“I know this group that I have. I chose them and I know that we are able to change things and I know that we can do much much better, even when things look difficult, for some people impossible. For us it’s not impossible,” he said.
Queiroz revealed he would not rotate his squad as he seeks to build some momentum.
“This will be the opportunity also to establish and keep the core of the team because we’ve not been playing so much,” said the Iran coach.
“Most of the players played for the first time together in the game against Bahrain so I need to take advantage of that situation.”
Despite a perfect start and a 4-1 win over Qatar in Group C, UAE coach Mahdi Ali has told his players he expects an improved display against Bahrain today in the same Canberra Stadium.
If Qatar fail to defeat Iran in Sydney, a win for the UAE means a place in the last eight but Ali is more concerned by his team’s level.
“We don’t want to speak about quarter-finals or semi-finals as we have an important game and we have to think about that,” said the
“There are no easy games and I hope we give a better performance than we have in our first game.”
Ali has no injuries to concern him but is a little wary of a Bahrain team he feels are better than their dysfunctional reputation.

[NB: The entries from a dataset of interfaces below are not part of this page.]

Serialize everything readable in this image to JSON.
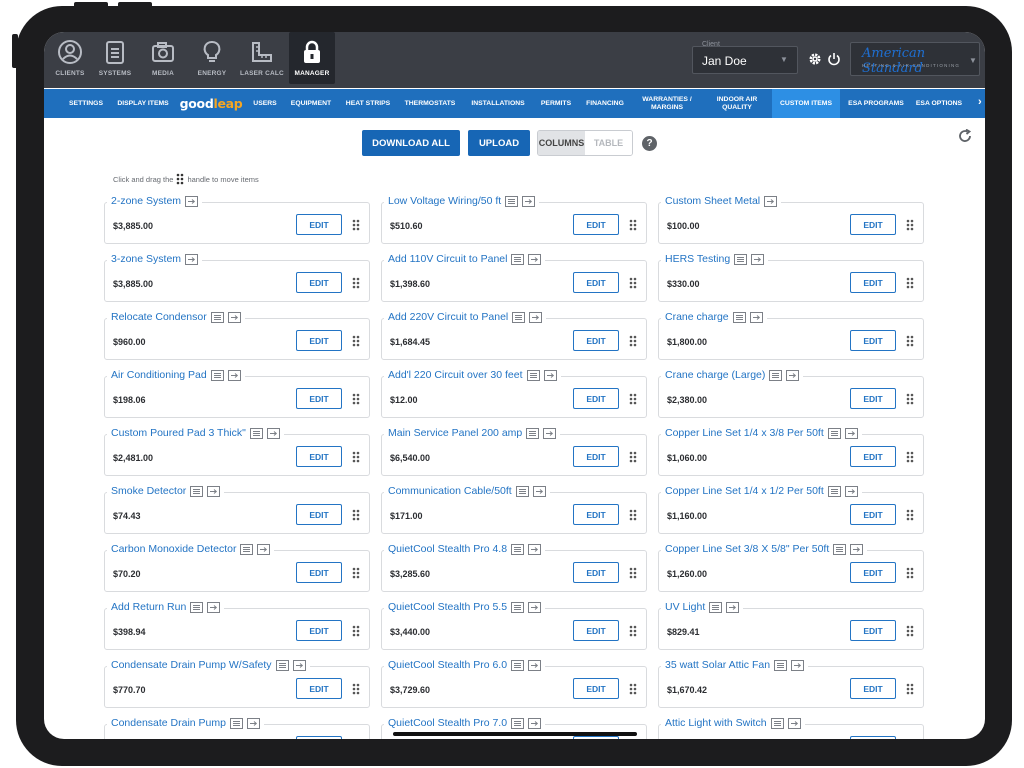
{
  "nav": {
    "items": [
      {
        "label": "CLIENTS",
        "icon": "user-circle-icon"
      },
      {
        "label": "SYSTEMS",
        "icon": "clipboard-list-icon"
      },
      {
        "label": "MEDIA",
        "icon": "camera-icon"
      },
      {
        "label": "ENERGY",
        "icon": "lightbulb-icon"
      },
      {
        "label": "LASER CALC",
        "icon": "ruler-square-icon"
      },
      {
        "label": "MANAGER",
        "icon": "lock-icon",
        "active": true
      }
    ]
  },
  "client": {
    "label": "Client",
    "name": "Jan Doe"
  },
  "brand": {
    "name": "American Standard",
    "sub": "HEATING & AIR CONDITIONING"
  },
  "subnav": {
    "items": [
      "SETTINGS",
      "DISPLAY ITEMS",
      "goodleap",
      "USERS",
      "EQUIPMENT",
      "HEAT STRIPS",
      "THERMOSTATS",
      "INSTALLATIONS",
      "PERMITS",
      "FINANCING",
      "WARRANTIES / MARGINS",
      "INDOOR AIR QUALITY",
      "CUSTOM ITEMS",
      "ESA PROGRAMS",
      "ESA OPTIONS"
    ],
    "goodleap_a": "good",
    "goodleap_b": "leap",
    "active": "CUSTOM ITEMS"
  },
  "toolbar": {
    "download_label": "DOWNLOAD ALL",
    "upload_label": "UPLOAD",
    "columns_label": "COLUMNS",
    "table_label": "TABLE",
    "help_label": "?"
  },
  "hint": {
    "before": "Click and drag the",
    "after": "handle to move items"
  },
  "edit_label": "EDIT",
  "columns": [
    [
      {
        "name": "2-zone System",
        "price": "$3,885.00",
        "list_icon": false
      },
      {
        "name": "3-zone System",
        "price": "$3,885.00",
        "list_icon": false
      },
      {
        "name": "Relocate Condensor",
        "price": "$960.00",
        "list_icon": true
      },
      {
        "name": "Air Conditioning Pad",
        "price": "$198.06",
        "list_icon": true
      },
      {
        "name": "Custom Poured Pad 3 Thick\"",
        "price": "$2,481.00",
        "list_icon": true
      },
      {
        "name": "Smoke Detector",
        "price": "$74.43",
        "list_icon": true
      },
      {
        "name": "Carbon Monoxide Detector",
        "price": "$70.20",
        "list_icon": true
      },
      {
        "name": "Add Return Run",
        "price": "$398.94",
        "list_icon": true
      },
      {
        "name": "Condensate Drain Pump W/Safety",
        "price": "$770.70",
        "list_icon": true
      },
      {
        "name": "Condensate Drain Pump",
        "price": "",
        "list_icon": true
      }
    ],
    [
      {
        "name": "Low Voltage Wiring/50 ft",
        "price": "$510.60",
        "list_icon": true
      },
      {
        "name": "Add 110V Circuit to Panel",
        "price": "$1,398.60",
        "list_icon": true
      },
      {
        "name": "Add 220V Circuit to Panel",
        "price": "$1,684.45",
        "list_icon": true
      },
      {
        "name": "Add'l 220 Circuit over 30 feet",
        "price": "$12.00",
        "list_icon": true
      },
      {
        "name": "Main Service Panel 200 amp",
        "price": "$6,540.00",
        "list_icon": true
      },
      {
        "name": "Communication Cable/50ft",
        "price": "$171.00",
        "list_icon": true
      },
      {
        "name": "QuietCool Stealth Pro 4.8",
        "price": "$3,285.60",
        "list_icon": true
      },
      {
        "name": "QuietCool Stealth Pro 5.5",
        "price": "$3,440.00",
        "list_icon": true
      },
      {
        "name": "QuietCool Stealth Pro 6.0",
        "price": "$3,729.60",
        "list_icon": true
      },
      {
        "name": "QuietCool Stealth Pro 7.0",
        "price": "",
        "list_icon": true
      }
    ],
    [
      {
        "name": "Custom Sheet Metal",
        "price": "$100.00",
        "list_icon": false
      },
      {
        "name": "HERS Testing",
        "price": "$330.00",
        "list_icon": true
      },
      {
        "name": "Crane charge",
        "price": "$1,800.00",
        "list_icon": true
      },
      {
        "name": "Crane charge (Large)",
        "price": "$2,380.00",
        "list_icon": true
      },
      {
        "name": "Copper Line Set 1/4 x 3/8 Per 50ft",
        "price": "$1,060.00",
        "list_icon": true
      },
      {
        "name": "Copper Line Set 1/4 x 1/2 Per 50ft",
        "price": "$1,160.00",
        "list_icon": true
      },
      {
        "name": "Copper Line Set 3/8 X 5/8\" Per 50ft",
        "price": "$1,260.00",
        "list_icon": true
      },
      {
        "name": "UV Light",
        "price": "$829.41",
        "list_icon": true
      },
      {
        "name": "35 watt Solar Attic Fan",
        "price": "$1,670.42",
        "list_icon": true
      },
      {
        "name": "Attic Light with Switch",
        "price": "",
        "list_icon": true
      }
    ]
  ]
}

Marjan Eid is their third coach in six months, but Al-Ahmar looked reasonably solid in their opening 2-0 defeat to Iran.
Ali said: “We are playing against the team, not the coach. Bahrain have changed from two years to today, the way of playing has
changed. They played a good game against Iran and only conceded two off corners. They have a good team.”
Despite the fact that Bahrain need at least a draw in Canberra, UAE defender Walid Abbas is not expecting an offensive onslaught from a team that failed to score a single goal at the recent Gulf Cup, finishing bottom of their group.
“I don’t think that Bahrain will gamble, they are going to play with caution,” he said. “I hope that we take all our chances to score goals.”
With Ahmed Khalil and Ali Mabkhout scoring twice each against Qatar, the UAE go into the clash with their strikers in top form.
Mabkhout’s brace makes it seven goals in his last six caps.
While coach Ali was visibly bored with another question from the Australian media about star player Omar Abdulrahman, who did his continental reputation no harm with an impressive display on Sunday, he was happy to laud the qualities of one of the most dangerous strikers in Asian football.
“Ali Mabkhout has been with the national team for a long time and has a lot of experience after his time at the London Olympics and at the 2009 Under-20 World Cup,” added Ali.
“He has played in many competitions and played many times for the national team. Now this is being reflected in his play and he is scoring many goals.”
Bahrain know that while a draw will keep them alive until the final matchday, a win is necessary to put them back in quarter-final contention.
Coach Eid neatly avoided a question asking whether defeat would spell the end of his short tenure, but he knows what is needed.
“We want three points and this is important for the team,” he said.
“We know that UAE is dangerous in their attack but we have a style to stop this situation – we have our strong points too.”